Drug manufacturers have defended themselves against criticism by highlighting their discount plans, stating that they’ve been trying to keep costs down. The reason for high prices, they claim? Pharmacy Benefit Managers (PBMs), who negotiate prices on behalf of insurers. The PBM model has drawn widespread criticism from lawmakers and consumer advocacy groups due to its lack of transparency and potential for conflicts of interest. It is this controversy that drives the next part of Biden’s proposal: one that will be highly relevant to seniors on Medicare Part D.

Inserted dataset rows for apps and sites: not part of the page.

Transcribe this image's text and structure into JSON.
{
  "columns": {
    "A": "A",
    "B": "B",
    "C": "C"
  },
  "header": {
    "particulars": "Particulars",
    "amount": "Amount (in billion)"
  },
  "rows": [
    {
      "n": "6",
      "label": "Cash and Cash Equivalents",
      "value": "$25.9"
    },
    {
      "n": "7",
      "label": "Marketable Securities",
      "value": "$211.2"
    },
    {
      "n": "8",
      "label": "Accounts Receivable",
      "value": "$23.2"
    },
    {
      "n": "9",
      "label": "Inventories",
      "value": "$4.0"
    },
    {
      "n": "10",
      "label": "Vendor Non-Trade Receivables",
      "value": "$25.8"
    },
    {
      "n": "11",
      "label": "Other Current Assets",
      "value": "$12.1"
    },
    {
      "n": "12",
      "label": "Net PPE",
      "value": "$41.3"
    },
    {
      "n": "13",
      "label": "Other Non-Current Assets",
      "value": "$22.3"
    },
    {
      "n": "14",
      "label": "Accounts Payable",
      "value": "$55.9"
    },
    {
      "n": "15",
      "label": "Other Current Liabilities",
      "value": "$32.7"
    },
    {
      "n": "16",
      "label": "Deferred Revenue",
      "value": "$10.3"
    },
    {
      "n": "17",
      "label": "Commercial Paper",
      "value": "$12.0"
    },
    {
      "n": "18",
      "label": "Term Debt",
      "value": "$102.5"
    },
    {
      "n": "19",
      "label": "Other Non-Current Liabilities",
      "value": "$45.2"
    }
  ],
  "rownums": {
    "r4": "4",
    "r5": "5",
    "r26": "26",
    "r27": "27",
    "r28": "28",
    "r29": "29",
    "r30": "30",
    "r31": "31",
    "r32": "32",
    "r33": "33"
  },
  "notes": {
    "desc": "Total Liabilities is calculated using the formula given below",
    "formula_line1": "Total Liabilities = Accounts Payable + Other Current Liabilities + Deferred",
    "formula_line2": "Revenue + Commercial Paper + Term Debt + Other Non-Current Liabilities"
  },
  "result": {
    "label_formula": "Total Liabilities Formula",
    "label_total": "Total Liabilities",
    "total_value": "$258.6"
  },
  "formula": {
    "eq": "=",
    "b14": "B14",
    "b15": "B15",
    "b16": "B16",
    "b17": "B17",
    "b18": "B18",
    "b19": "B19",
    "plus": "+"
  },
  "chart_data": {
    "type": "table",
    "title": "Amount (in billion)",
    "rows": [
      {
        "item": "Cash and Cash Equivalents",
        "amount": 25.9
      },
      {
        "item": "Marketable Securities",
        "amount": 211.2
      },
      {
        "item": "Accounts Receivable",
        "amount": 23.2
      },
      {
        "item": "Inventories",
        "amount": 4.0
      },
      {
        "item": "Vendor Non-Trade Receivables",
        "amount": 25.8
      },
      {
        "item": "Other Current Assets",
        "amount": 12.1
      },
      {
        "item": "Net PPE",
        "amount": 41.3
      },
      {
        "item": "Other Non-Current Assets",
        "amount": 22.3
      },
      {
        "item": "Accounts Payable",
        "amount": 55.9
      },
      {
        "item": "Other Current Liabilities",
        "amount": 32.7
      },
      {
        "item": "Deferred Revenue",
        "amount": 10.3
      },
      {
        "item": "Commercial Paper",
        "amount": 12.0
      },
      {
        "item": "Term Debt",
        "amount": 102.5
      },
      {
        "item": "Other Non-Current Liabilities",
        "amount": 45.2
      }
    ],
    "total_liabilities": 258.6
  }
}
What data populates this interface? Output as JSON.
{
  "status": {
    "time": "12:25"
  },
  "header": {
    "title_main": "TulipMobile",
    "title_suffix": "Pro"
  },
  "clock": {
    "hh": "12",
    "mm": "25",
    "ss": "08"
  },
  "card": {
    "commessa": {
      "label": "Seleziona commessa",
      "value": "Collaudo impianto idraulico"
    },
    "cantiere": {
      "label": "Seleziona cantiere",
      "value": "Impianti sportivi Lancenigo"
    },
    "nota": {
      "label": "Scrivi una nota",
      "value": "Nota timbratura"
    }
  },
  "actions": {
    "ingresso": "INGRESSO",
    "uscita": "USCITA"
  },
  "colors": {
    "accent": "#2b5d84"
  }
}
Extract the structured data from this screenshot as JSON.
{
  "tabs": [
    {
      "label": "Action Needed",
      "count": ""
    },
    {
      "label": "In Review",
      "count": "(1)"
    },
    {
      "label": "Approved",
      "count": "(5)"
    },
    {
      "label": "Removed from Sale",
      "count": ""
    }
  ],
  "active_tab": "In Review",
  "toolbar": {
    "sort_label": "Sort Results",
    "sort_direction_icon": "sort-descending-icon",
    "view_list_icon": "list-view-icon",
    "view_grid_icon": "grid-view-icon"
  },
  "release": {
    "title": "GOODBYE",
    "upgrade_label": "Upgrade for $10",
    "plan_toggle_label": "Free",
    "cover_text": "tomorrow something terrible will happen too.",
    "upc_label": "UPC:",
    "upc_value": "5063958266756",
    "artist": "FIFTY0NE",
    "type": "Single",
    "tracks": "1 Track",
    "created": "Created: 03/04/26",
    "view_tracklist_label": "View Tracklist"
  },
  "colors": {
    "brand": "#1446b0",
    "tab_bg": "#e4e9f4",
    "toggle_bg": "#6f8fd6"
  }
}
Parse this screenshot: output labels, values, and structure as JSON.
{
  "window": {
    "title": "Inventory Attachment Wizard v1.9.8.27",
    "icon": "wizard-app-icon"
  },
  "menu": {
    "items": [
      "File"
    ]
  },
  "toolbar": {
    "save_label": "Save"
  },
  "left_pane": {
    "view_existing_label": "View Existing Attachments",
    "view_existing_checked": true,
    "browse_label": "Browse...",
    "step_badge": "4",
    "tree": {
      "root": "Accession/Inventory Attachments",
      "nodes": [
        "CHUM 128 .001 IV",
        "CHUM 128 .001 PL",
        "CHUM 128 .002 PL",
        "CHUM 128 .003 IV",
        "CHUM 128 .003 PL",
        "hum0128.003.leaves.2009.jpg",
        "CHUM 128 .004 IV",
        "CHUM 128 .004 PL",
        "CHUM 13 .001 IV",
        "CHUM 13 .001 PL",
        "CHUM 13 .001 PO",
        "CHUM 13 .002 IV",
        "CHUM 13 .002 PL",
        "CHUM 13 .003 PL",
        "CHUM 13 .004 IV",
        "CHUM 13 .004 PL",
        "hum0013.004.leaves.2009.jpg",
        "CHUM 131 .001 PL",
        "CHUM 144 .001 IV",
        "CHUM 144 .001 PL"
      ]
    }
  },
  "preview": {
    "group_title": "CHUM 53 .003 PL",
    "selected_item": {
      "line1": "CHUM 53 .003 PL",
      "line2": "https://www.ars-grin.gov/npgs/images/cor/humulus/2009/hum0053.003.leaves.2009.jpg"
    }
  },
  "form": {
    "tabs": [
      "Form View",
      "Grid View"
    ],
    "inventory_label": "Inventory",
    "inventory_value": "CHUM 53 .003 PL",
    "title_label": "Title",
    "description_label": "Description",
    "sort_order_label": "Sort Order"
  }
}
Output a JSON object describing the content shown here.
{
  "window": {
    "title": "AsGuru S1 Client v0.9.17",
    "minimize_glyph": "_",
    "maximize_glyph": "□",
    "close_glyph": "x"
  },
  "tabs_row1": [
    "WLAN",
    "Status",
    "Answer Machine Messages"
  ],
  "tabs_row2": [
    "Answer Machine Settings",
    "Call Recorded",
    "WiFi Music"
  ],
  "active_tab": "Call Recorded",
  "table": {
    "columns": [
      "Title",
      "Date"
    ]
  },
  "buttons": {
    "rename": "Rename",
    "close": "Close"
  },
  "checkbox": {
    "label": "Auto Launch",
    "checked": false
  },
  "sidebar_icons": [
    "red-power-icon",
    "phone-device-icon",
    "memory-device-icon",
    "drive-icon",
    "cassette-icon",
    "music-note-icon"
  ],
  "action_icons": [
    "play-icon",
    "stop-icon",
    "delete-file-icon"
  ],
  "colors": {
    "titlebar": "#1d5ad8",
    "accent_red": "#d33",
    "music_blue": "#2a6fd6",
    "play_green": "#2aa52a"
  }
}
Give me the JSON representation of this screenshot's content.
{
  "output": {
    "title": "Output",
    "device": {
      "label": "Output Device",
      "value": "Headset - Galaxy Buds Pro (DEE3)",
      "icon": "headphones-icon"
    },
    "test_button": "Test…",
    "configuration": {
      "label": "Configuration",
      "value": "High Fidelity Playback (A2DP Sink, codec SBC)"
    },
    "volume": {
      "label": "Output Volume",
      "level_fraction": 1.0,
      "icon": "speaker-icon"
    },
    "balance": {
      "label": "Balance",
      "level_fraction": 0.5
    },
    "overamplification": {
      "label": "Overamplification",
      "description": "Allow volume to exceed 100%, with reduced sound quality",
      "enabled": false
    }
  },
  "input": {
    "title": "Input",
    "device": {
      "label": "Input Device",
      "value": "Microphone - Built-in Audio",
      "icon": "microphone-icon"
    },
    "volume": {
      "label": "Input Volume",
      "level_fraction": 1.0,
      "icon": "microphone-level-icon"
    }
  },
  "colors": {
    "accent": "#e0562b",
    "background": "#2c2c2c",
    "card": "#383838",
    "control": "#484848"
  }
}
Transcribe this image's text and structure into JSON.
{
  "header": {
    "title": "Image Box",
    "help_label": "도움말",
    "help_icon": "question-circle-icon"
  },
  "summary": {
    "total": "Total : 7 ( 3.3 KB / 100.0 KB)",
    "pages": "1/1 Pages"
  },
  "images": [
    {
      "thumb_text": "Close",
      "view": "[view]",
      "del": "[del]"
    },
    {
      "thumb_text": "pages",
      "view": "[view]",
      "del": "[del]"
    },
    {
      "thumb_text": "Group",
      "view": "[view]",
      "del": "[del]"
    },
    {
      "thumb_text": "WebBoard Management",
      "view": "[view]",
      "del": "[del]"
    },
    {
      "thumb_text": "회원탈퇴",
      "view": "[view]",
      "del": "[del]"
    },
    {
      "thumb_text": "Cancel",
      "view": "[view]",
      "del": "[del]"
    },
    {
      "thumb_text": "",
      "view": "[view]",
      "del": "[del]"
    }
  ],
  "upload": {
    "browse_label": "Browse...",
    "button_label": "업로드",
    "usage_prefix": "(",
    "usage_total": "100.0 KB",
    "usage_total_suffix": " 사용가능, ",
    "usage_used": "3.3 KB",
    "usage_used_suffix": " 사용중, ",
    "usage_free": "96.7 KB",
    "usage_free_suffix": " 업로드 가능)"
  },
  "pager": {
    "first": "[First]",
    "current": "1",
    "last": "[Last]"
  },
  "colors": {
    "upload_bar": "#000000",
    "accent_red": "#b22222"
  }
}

PBMs handle price negotiation for all private insurance plans, Medicare Part D included. A clause in the provision allowing for Medicare Part D prohibits the Centers for Medicare and Medicaid Services (CMS) from intervening in negotiations for Medicare Part D prices, meaning that prescription drug costs are determined behind closed doors. This sets Medicare apart from other government medical programs, such as Medicaid, as the only program unable to negotiate directly with manufacturers. In turn, this can often lead to significantly higher prescription drug costs than those of similar programs, resulting in higher premiums and copayments.
Under the proposed changes, the Secretary of Health and Human Services (HHS) would be allowed to negotiate pricing for up to 250 prescription drugs each year, including the 125 most costly commercial drugs and all insulin products. Manufacturers who fail to participate in negotiations may face a tax penalty of up to 95 percent of the drug’s sales.
The third central provision under Biden’s proposal would create an out-of-pocket maximum of $2000 for all Medicare Part D plans. Most Medicare Part D plans require a 25 percent copay for all covered medications until you reach the “catastrophic” threshold of $7050 in 2022. After this point, your copayment drops to no more than five percent of the total cost.
There is no upper limit to the amount you pay under the current plan, meaning you can spend thousands of dollars on medication while living on a limited income. Biden’s proposal places a hard cap on out-of-pocket spending: after you spend $2,000 out-of-pocket, your insurer must cover all further costs. This can save Part D beneficiaries thousands of dollars each year.
The Build Back Better Act covered many more things than healthcare, which ultimately led to its demise. Senator Joe Manchin (D-WV), a chief swing vote in the Senate, rejected the bill due to various non-healthcare-related concerns, including provisions relating to the child tax credit and ongoing tensions with Russia. As opinions on the act were heavily divided along party lines, Manchin’s opposition to the bill gave opponents a narrow lead, killing the act before it could be put up for a vote.
Biden and other lawmakers have instead elected to break the monolithic Build Back Better Act into smaller components, allowing individual proposals such as the prescription drug cost reform to be debated and voted upon individually. Though no such bill has been presented at the time of writing, it is likely only a matter of time before the next iteration of these provisions is presented before Congress.
If you are currently struggling with health care prices, a Medicare Advantage plan may be able to help. These plans are often less expensive than Original Medicare and offer benefits that can reduce spending on vision, hearing, and prescription drugs. Contact one of our licensed insurance agents at (800) 950-0608 to get a free quote today.